Former AC Milan defender Paolo Maldini has admitted that the Champions League final against Liverpool in 2005 is the only one that he still remembers.
The former Rossoneri captain is widely regarded as one of the greatest ever defenders to have ever played the game, making well over 600 appearances for Milan in all competitions.
He also played in eight Champions League/European Cup finals as a Milan player during his 25-year spell at the club, winning five and helping contribute to a total of 25 major honours won with his boyhood club.
He followed in the footsteps of his father Cesare was the captain when Milan won their first European Cup in 1963.
Paolo is now a director at the club under Elliott Management, and his two sons Christian and Daniel have come through the Milan academy.

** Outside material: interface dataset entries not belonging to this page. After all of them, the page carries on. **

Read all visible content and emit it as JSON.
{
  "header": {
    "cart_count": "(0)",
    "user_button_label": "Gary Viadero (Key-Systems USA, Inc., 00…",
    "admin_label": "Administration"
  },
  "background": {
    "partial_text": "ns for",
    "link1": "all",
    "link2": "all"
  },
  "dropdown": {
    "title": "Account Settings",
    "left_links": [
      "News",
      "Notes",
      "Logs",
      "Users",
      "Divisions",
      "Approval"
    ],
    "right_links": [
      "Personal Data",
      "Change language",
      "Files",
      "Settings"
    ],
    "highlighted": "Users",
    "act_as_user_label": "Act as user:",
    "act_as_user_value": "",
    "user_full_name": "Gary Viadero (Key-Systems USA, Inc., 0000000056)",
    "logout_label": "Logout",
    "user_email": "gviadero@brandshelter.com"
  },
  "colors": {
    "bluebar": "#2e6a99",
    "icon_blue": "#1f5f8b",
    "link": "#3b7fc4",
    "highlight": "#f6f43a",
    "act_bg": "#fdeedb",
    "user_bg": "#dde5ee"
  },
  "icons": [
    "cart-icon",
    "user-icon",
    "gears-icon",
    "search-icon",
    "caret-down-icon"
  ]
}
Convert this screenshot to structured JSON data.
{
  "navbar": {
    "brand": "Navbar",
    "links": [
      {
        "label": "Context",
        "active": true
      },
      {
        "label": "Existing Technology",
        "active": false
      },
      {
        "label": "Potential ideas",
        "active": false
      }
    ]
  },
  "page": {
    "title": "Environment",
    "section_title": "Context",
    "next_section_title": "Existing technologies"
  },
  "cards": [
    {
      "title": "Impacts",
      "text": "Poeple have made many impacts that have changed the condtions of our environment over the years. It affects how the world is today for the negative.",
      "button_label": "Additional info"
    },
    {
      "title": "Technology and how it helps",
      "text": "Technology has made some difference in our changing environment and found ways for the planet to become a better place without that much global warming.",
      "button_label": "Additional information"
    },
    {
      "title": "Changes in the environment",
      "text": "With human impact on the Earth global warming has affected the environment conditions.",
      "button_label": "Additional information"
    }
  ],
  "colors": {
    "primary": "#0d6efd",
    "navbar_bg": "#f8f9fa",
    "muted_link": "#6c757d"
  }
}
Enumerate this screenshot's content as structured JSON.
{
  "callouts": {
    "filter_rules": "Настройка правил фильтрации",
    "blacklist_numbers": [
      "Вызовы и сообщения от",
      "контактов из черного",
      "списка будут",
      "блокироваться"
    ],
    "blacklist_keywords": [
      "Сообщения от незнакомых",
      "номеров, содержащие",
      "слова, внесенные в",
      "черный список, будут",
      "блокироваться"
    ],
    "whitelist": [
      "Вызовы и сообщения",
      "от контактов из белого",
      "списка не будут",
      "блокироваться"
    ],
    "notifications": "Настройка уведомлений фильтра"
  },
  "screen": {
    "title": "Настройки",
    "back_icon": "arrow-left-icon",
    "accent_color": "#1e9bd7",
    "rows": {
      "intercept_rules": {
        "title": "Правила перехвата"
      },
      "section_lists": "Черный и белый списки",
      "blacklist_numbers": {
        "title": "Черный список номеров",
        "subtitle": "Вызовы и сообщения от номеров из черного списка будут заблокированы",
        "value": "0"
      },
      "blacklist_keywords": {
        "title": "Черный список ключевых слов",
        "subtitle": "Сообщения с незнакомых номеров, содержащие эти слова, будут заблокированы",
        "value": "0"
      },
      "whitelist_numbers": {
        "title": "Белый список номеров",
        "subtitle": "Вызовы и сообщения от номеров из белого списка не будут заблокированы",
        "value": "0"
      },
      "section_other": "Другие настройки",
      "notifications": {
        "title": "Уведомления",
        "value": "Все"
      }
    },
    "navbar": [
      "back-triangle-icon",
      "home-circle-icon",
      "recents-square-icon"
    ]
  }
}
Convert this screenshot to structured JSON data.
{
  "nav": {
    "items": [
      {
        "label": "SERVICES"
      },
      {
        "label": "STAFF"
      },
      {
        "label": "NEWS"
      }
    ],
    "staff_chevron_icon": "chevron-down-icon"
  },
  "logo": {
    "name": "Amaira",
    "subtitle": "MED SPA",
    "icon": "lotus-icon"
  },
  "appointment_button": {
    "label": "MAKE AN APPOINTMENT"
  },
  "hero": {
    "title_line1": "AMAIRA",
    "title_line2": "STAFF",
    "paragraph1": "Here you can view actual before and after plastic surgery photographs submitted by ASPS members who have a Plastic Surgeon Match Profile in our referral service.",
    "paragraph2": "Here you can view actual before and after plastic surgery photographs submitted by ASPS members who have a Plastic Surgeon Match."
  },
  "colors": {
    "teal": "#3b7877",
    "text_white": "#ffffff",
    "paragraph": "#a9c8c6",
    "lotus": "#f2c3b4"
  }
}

Maldini did an interview with UEFA.com about being in the ‘100 club’ in terms of appearances in the Champions League.
“There are very few years from 1954 onwards in which a Maldini has not been part of Milan,” he said (via MilanNews.it).
“My relationship with this club started in 1978 and never came to a close. The fact that at least one member of the Maldini family has been at Milan since the 1950s says a lot.
“My goal in the 2005 final? It was the fastest scored in a Champions League final, the most dramatic to prove that things cannot be taken for granted and it’s that unpredictability which makes the sport marvellous.
“It makes me laugh that I played eight European Cup finals and won five of them, but people only seem to remember that one. It left an important mark.
“We were the favourites, we played much better than Liverpool and the momentum of the game never really shifted apart from those six minutes.
“We were consistently threatening going forward. But when you accept these painful situations, it becomes easier for you to have other chances to make up for them.”
Milan got revenge two years later in the 2007 Champions League Final in Athens, but Maldini doesn’t exactly remember much.
“I remember very little of the game. I had taken so many painkillers to get through it. I remember Pippo Inzaghi’s goals, the final whistle and a little of the celebrations.
“When I had surgery three days after the final, every time I woke up, I’d ask if we had won or lost, just to make sure.”